▶ Task directions: Return all the entries exactly. No pictures.

(Entries from a dataset of interfaces)

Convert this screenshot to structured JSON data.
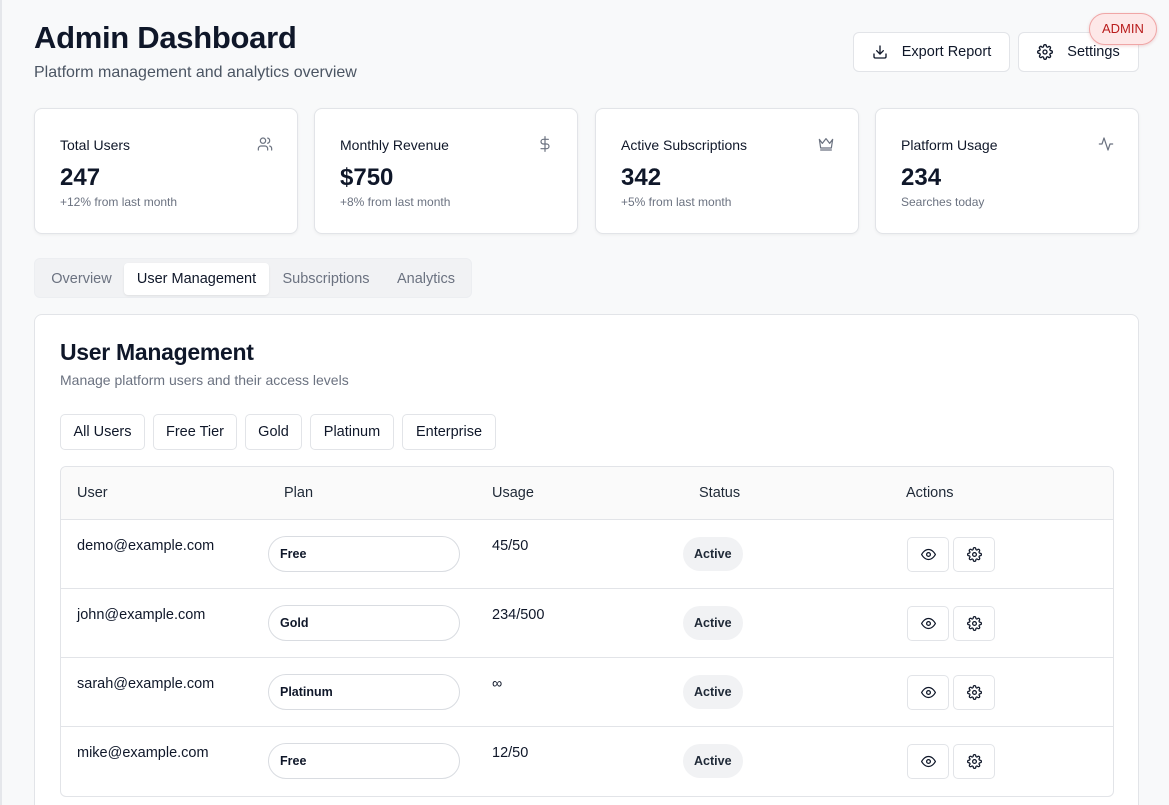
{
  "header": {
    "title": "Admin Dashboard",
    "subtitle": "Platform management and analytics overview",
    "badge": "ADMIN",
    "export_label": "Export Report",
    "settings_label": "Settings"
  },
  "stats": [
    {
      "label": "Total Users",
      "value": "247",
      "sub": "+12% from last month",
      "icon": "users-icon"
    },
    {
      "label": "Monthly Revenue",
      "value": "$750",
      "sub": "+8% from last month",
      "icon": "dollar-icon"
    },
    {
      "label": "Active Subscriptions",
      "value": "342",
      "sub": "+5% from last month",
      "icon": "crown-icon"
    },
    {
      "label": "Platform Usage",
      "value": "234",
      "sub": "Searches today",
      "icon": "activity-icon"
    }
  ],
  "tabs": [
    {
      "label": "Overview",
      "active": false
    },
    {
      "label": "User Management",
      "active": true
    },
    {
      "label": "Subscriptions",
      "active": false
    },
    {
      "label": "Analytics",
      "active": false
    }
  ],
  "panel": {
    "title": "User Management",
    "description": "Manage platform users and their access levels",
    "filters": [
      "All Users",
      "Free Tier",
      "Gold",
      "Platinum",
      "Enterprise"
    ]
  },
  "table": {
    "columns": [
      "User",
      "Plan",
      "Usage",
      "Status",
      "Actions"
    ],
    "rows": [
      {
        "user": "demo@example.com",
        "plan": "Free",
        "usage": "45/50",
        "status": "Active"
      },
      {
        "user": "john@example.com",
        "plan": "Gold",
        "usage": "234/500",
        "status": "Active"
      },
      {
        "user": "sarah@example.com",
        "plan": "Platinum",
        "usage": "∞",
        "status": "Active"
      },
      {
        "user": "mike@example.com",
        "plan": "Free",
        "usage": "12/50",
        "status": "Active"
      }
    ]
  },
  "colors": {
    "badge_bg": "#fde8e8",
    "badge_text": "#b91c1c",
    "text_primary": "#0f1729",
    "text_muted": "#6b7280"
  }
}
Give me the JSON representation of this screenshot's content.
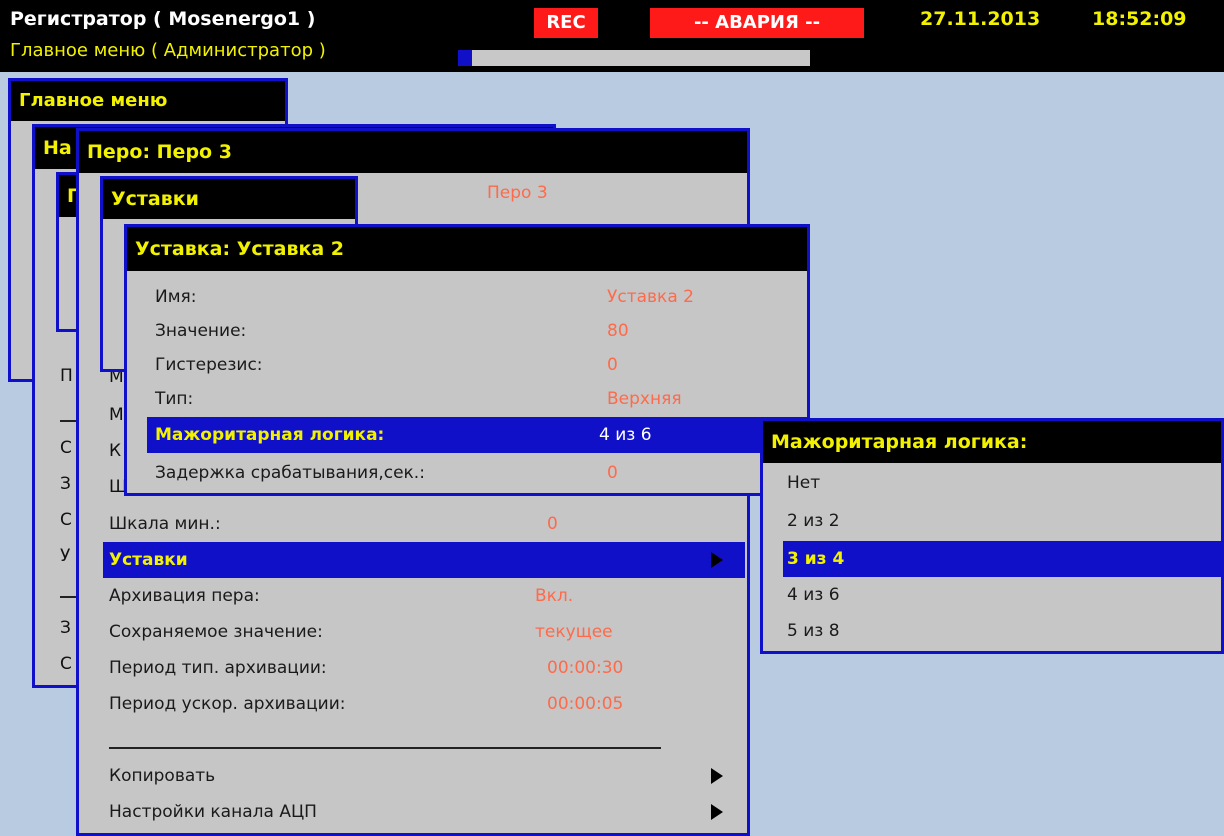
{
  "header": {
    "title": "Регистратор ( Mosenergo1 )",
    "subtitle": "Главное меню ( Администратор )",
    "rec": "REC",
    "alarm": "-- АВАРИЯ --",
    "date": "27.11.2013",
    "time": "18:52:09",
    "progress_pct": 4
  },
  "main_menu": {
    "title": "Главное меню"
  },
  "window2": {
    "title_fragment": "На"
  },
  "window3": {
    "title_fragment": "Г"
  },
  "bg_fragments": [
    "П",
    "М",
    "М",
    "К",
    "Ш",
    "С",
    "З",
    "С",
    "У",
    "З",
    "С"
  ],
  "pen_window": {
    "title": "Перо: Перо 3",
    "name_value": "Перо 3",
    "items": [
      {
        "label": "Шкала мин.:",
        "value": "0"
      },
      {
        "label": "Уставки",
        "value": "",
        "selected": true,
        "submenu": true
      },
      {
        "label": "Архивация пера:",
        "value": "Вкл."
      },
      {
        "label": "Сохраняемое значение:",
        "value": "текущее"
      },
      {
        "label": "Период тип. архивации:",
        "value": "00:00:30"
      },
      {
        "label": "Период ускор. архивации:",
        "value": "00:00:05"
      }
    ],
    "footer_items": [
      {
        "label": "Копировать",
        "submenu": true
      },
      {
        "label": "Настройки канала АЦП",
        "submenu": true
      }
    ]
  },
  "setpoints_window": {
    "title": "Уставки"
  },
  "setpoint_window": {
    "title": "Уставка: Уставка 2",
    "rows": [
      {
        "label": "Имя:",
        "value": "Уставка 2"
      },
      {
        "label": "Значение:",
        "value": "80"
      },
      {
        "label": "Гистерезис:",
        "value": "0"
      },
      {
        "label": "Тип:",
        "value": "Верхняя"
      },
      {
        "label": "Мажоритарная логика:",
        "value": "4 из 6",
        "selected": true
      },
      {
        "label": "Задержка срабатывания,сек.:",
        "value": "0"
      }
    ]
  },
  "dropdown": {
    "title": "Мажоритарная логика:",
    "options": [
      {
        "label": "Нет"
      },
      {
        "label": "2 из 2"
      },
      {
        "label": "3 из 4",
        "selected": true
      },
      {
        "label": "4 из 6"
      },
      {
        "label": "5 из 8"
      }
    ]
  },
  "colors": {
    "background": "#b8cbe0",
    "window": "#c6c6c6",
    "border": "#1010c8",
    "header_bg": "#000000",
    "header_text": "#f2f200",
    "value_text": "#ff6a4a",
    "alarm": "#ff1a1a"
  }
}
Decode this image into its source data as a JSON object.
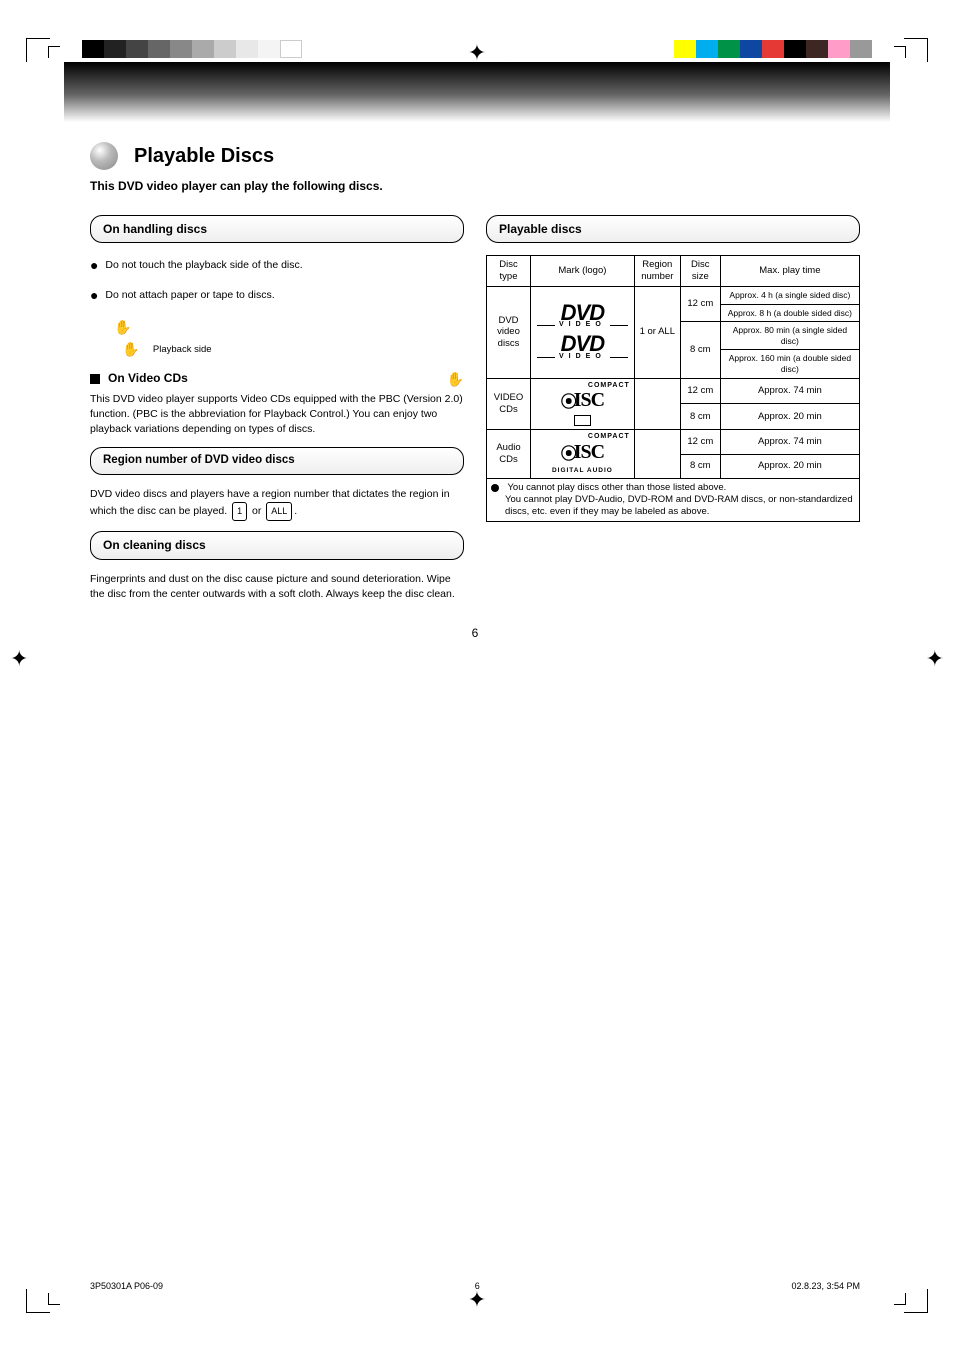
{
  "page_number": "6",
  "footer_left": "3P50301A  P06-09",
  "footer_right": "02.8.23, 3:54 PM",
  "footer_mid": "6",
  "title": "Playable Discs",
  "lead": "This DVD video player can play the following discs.",
  "left": {
    "sec1_heading": "On handling discs",
    "sec1_p1": "Do not touch the playback side of the disc.",
    "sec1_p2": "Do not attach paper or tape to discs.",
    "sec1_icon_label_1": "Playback side",
    "sec1_sub_heading": "On Video CDs",
    "sec1_sub_icon_note": ": Interactive hand icon",
    "sec1_sub_p": "This DVD video player supports Video CDs equipped with the PBC (Version 2.0) function. (PBC is the abbreviation for Playback Control.) You can enjoy two playback variations depending on types of discs.",
    "sec2_heading": "Region number of DVD video discs",
    "sec2_p": "DVD video discs and players have a region number that dictates the region in which the disc can be played.",
    "sec2_icon1": "1",
    "sec2_icon2": "ALL",
    "sec3_heading": "On cleaning discs",
    "sec3_p": "Fingerprints and dust on the disc cause picture and sound deterioration. Wipe the disc from the center outwards with a soft cloth. Always keep the disc clean."
  },
  "right": {
    "sec_heading": "Playable discs",
    "th_type": "Disc type",
    "th_mark": "Mark (logo)",
    "th_region": "Region number",
    "th_size": "Disc size",
    "th_time": "Max. play time",
    "rows": {
      "dvd_label": "DVD video discs",
      "dvd_region": "1 or ALL",
      "dvd_r1_size": "12 cm",
      "dvd_r1_time": "Approx. 4 h (a single sided disc) Approx. 8 h (a double sided disc)",
      "dvd_r2_size": "8 cm",
      "dvd_r2_time": "Approx. 80 min (a single sided disc) Approx. 160 min (a double sided disc)",
      "vcd_label": "VIDEO CDs",
      "vcd_r1_size": "12 cm",
      "vcd_r1_time": "Approx. 74 min",
      "vcd_r2_size": "8 cm",
      "vcd_r2_time": "Approx. 20 min",
      "acd_label": "Audio CDs",
      "acd_r1_size": "12 cm",
      "acd_r1_time": "Approx. 74 min",
      "acd_r2_size": "8 cm",
      "acd_r2_time": "Approx. 20 min"
    },
    "note": "You cannot play discs other than those listed above.",
    "note_extra": "You cannot play DVD-Audio, DVD-ROM and DVD-RAM discs, or non-standardized discs, etc. even if they may be labeled as above."
  }
}
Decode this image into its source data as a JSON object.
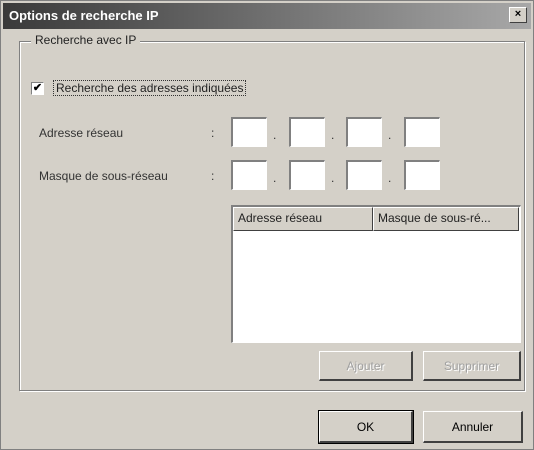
{
  "window": {
    "title": "Options de recherche IP",
    "close_glyph": "×"
  },
  "group": {
    "label": "Recherche avec IP"
  },
  "checkbox": {
    "label": "Recherche des adresses indiquées",
    "checked": true,
    "check_glyph": "✔"
  },
  "fields": {
    "network_address_label": "Adresse réseau",
    "subnet_mask_label": "Masque de sous-réseau",
    "colon": ":",
    "dot": ".",
    "network_address_octets": [
      "",
      "",
      "",
      ""
    ],
    "subnet_mask_octets": [
      "",
      "",
      "",
      ""
    ]
  },
  "list": {
    "columns": [
      "Adresse réseau",
      "Masque de sous-ré..."
    ],
    "rows": []
  },
  "buttons": {
    "add": "Ajouter",
    "delete": "Supprimer",
    "ok": "OK",
    "cancel": "Annuler"
  }
}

▶ Output for this exercise:
Convert this screenshot to structured JSON data.
{
  "header": {
    "title": "Admin Dashboard",
    "subtitle": "Platform management and analytics overview",
    "badge": "ADMIN",
    "export_label": "Export Report",
    "settings_label": "Settings"
  },
  "stats": [
    {
      "label": "Total Users",
      "value": "247",
      "sub": "+12% from last month",
      "icon": "users-icon"
    },
    {
      "label": "Monthly Revenue",
      "value": "$750",
      "sub": "+8% from last month",
      "icon": "dollar-icon"
    },
    {
      "label": "Active Subscriptions",
      "value": "342",
      "sub": "+5% from last month",
      "icon": "crown-icon"
    },
    {
      "label": "Platform Usage",
      "value": "234",
      "sub": "Searches today",
      "icon": "activity-icon"
    }
  ],
  "tabs": [
    {
      "label": "Overview",
      "active": false
    },
    {
      "label": "User Management",
      "active": true
    },
    {
      "label": "Subscriptions",
      "active": false
    },
    {
      "label": "Analytics",
      "active": false
    }
  ],
  "panel": {
    "title": "User Management",
    "description": "Manage platform users and their access levels",
    "filters": [
      "All Users",
      "Free Tier",
      "Gold",
      "Platinum",
      "Enterprise"
    ]
  },
  "table": {
    "columns": [
      "User",
      "Plan",
      "Usage",
      "Status",
      "Actions"
    ],
    "rows": [
      {
        "user": "demo@example.com",
        "plan": "Free",
        "usage": "45/50",
        "status": "Active"
      },
      {
        "user": "john@example.com",
        "plan": "Gold",
        "usage": "234/500",
        "status": "Active"
      },
      {
        "user": "sarah@example.com",
        "plan": "Platinum",
        "usage": "∞",
        "status": "Active"
      },
      {
        "user": "mike@example.com",
        "plan": "Free",
        "usage": "12/50",
        "status": "Active"
      }
    ]
  },
  "colors": {
    "badge_bg": "#fde8e8",
    "badge_text": "#b91c1c",
    "text_primary": "#0f1729",
    "text_muted": "#6b7280"
  }
}
Give me the JSON representation of this screenshot's content.
{
  "header": {
    "title": "Регистратор ( Mosenergo1 )",
    "subtitle": "Главное меню ( Администратор )",
    "rec": "REC",
    "alarm": "-- АВАРИЯ --",
    "date": "27.11.2013",
    "time": "18:52:09",
    "progress_pct": 4
  },
  "main_menu": {
    "title": "Главное меню"
  },
  "window2": {
    "title_fragment": "На"
  },
  "window3": {
    "title_fragment": "Г"
  },
  "bg_fragments": [
    "П",
    "М",
    "М",
    "К",
    "Ш",
    "С",
    "З",
    "С",
    "У",
    "З",
    "С"
  ],
  "pen_window": {
    "title": "Перо: Перо 3",
    "name_value": "Перо 3",
    "items": [
      {
        "label": "Шкала мин.:",
        "value": "0"
      },
      {
        "label": "Уставки",
        "value": "",
        "selected": true,
        "submenu": true
      },
      {
        "label": "Архивация пера:",
        "value": "Вкл."
      },
      {
        "label": "Сохраняемое значение:",
        "value": "текущее"
      },
      {
        "label": "Период тип. архивации:",
        "value": "00:00:30"
      },
      {
        "label": "Период ускор. архивации:",
        "value": "00:00:05"
      }
    ],
    "footer_items": [
      {
        "label": "Копировать",
        "submenu": true
      },
      {
        "label": "Настройки канала АЦП",
        "submenu": true
      }
    ]
  },
  "setpoints_window": {
    "title": "Уставки"
  },
  "setpoint_window": {
    "title": "Уставка: Уставка 2",
    "rows": [
      {
        "label": "Имя:",
        "value": "Уставка 2"
      },
      {
        "label": "Значение:",
        "value": "80"
      },
      {
        "label": "Гистерезис:",
        "value": "0"
      },
      {
        "label": "Тип:",
        "value": "Верхняя"
      },
      {
        "label": "Мажоритарная логика:",
        "value": "4 из 6",
        "selected": true
      },
      {
        "label": "Задержка срабатывания,сек.:",
        "value": "0"
      }
    ]
  },
  "dropdown": {
    "title": "Мажоритарная логика:",
    "options": [
      {
        "label": "Нет"
      },
      {
        "label": "2 из 2"
      },
      {
        "label": "3 из 4",
        "selected": true
      },
      {
        "label": "4 из 6"
      },
      {
        "label": "5 из 8"
      }
    ]
  },
  "colors": {
    "background": "#b8cbe0",
    "window": "#c6c6c6",
    "border": "#1010c8",
    "header_bg": "#000000",
    "header_text": "#f2f200",
    "value_text": "#ff6a4a",
    "alarm": "#ff1a1a"
  }
}
Decode this image into its source data as a JSON object.
{
  "page_number": "6",
  "footer_left": "3P50301A  P06-09",
  "footer_right": "02.8.23, 3:54 PM",
  "footer_mid": "6",
  "title": "Playable Discs",
  "lead": "This DVD video player can play the following discs.",
  "left": {
    "sec1_heading": "On handling discs",
    "sec1_p1": "Do not touch the playback side of the disc.",
    "sec1_p2": "Do not attach paper or tape to discs.",
    "sec1_icon_label_1": "Playback side",
    "sec1_sub_heading": "On Video CDs",
    "sec1_sub_icon_note": ": Interactive hand icon",
    "sec1_sub_p": "This DVD video player supports Video CDs equipped with the PBC (Version 2.0) function. (PBC is the abbreviation for Playback Control.) You can enjoy two playback variations depending on types of discs.",
    "sec2_heading": "Region number of DVD video discs",
    "sec2_p": "DVD video discs and players have a region number that dictates the region in which the disc can be played.",
    "sec2_icon1": "1",
    "sec2_icon2": "ALL",
    "sec3_heading": "On cleaning discs",
    "sec3_p": "Fingerprints and dust on the disc cause picture and sound deterioration. Wipe the disc from the center outwards with a soft cloth. Always keep the disc clean."
  },
  "right": {
    "sec_heading": "Playable discs",
    "th_type": "Disc type",
    "th_mark": "Mark (logo)",
    "th_region": "Region number",
    "th_size": "Disc size",
    "th_time": "Max. play time",
    "rows": {
      "dvd_label": "DVD video discs",
      "dvd_region": "1 or ALL",
      "dvd_r1_size": "12 cm",
      "dvd_r1_time": "Approx. 4 h (a single sided disc) Approx. 8 h (a double sided disc)",
      "dvd_r2_size": "8 cm",
      "dvd_r2_time": "Approx. 80 min (a single sided disc) Approx. 160 min (a double sided disc)",
      "vcd_label": "VIDEO CDs",
      "vcd_r1_size": "12 cm",
      "vcd_r1_time": "Approx. 74 min",
      "vcd_r2_size": "8 cm",
      "vcd_r2_time": "Approx. 20 min",
      "acd_label": "Audio CDs",
      "acd_r1_size": "12 cm",
      "acd_r1_time": "Approx. 74 min",
      "acd_r2_size": "8 cm",
      "acd_r2_time": "Approx. 20 min"
    },
    "note": "You cannot play discs other than those listed above.",
    "note_extra": "You cannot play DVD-Audio, DVD-ROM and DVD-RAM discs, or non-standardized discs, etc. even if they may be labeled as above."
  }
}
Decode this image into its source data as a JSON object.
{
  "window": {
    "title": "Options de recherche IP",
    "close_glyph": "×"
  },
  "group": {
    "label": "Recherche avec IP"
  },
  "checkbox": {
    "label": "Recherche des adresses indiquées",
    "checked": true,
    "check_glyph": "✔"
  },
  "fields": {
    "network_address_label": "Adresse réseau",
    "subnet_mask_label": "Masque de sous-réseau",
    "colon": ":",
    "dot": ".",
    "network_address_octets": [
      "",
      "",
      "",
      ""
    ],
    "subnet_mask_octets": [
      "",
      "",
      "",
      ""
    ]
  },
  "list": {
    "columns": [
      "Adresse réseau",
      "Masque de sous-ré..."
    ],
    "rows": []
  },
  "buttons": {
    "add": "Ajouter",
    "delete": "Supprimer",
    "ok": "OK",
    "cancel": "Annuler"
  }
}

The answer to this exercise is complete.